====== STUDY MATERIAL ======
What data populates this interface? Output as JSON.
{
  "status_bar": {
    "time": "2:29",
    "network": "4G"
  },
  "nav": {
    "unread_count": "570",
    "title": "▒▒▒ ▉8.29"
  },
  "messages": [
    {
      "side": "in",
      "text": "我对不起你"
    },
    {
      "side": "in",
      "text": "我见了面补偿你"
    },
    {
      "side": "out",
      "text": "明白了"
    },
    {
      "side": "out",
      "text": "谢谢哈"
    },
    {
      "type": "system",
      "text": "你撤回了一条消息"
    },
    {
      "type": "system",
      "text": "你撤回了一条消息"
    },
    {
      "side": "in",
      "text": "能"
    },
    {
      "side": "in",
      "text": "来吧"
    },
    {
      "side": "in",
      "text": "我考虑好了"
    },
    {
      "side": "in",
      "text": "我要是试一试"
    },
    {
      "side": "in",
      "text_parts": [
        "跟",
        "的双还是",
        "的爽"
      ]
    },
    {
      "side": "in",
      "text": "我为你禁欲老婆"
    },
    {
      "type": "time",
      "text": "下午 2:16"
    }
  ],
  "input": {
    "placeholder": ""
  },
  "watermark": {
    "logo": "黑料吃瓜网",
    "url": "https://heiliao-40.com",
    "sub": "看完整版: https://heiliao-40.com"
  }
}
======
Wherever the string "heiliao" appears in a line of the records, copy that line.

**YOUR SOLUTION**
    "url": "https://heiliao-40.com",
    "sub": "看完整版: https://heiliao-40.com"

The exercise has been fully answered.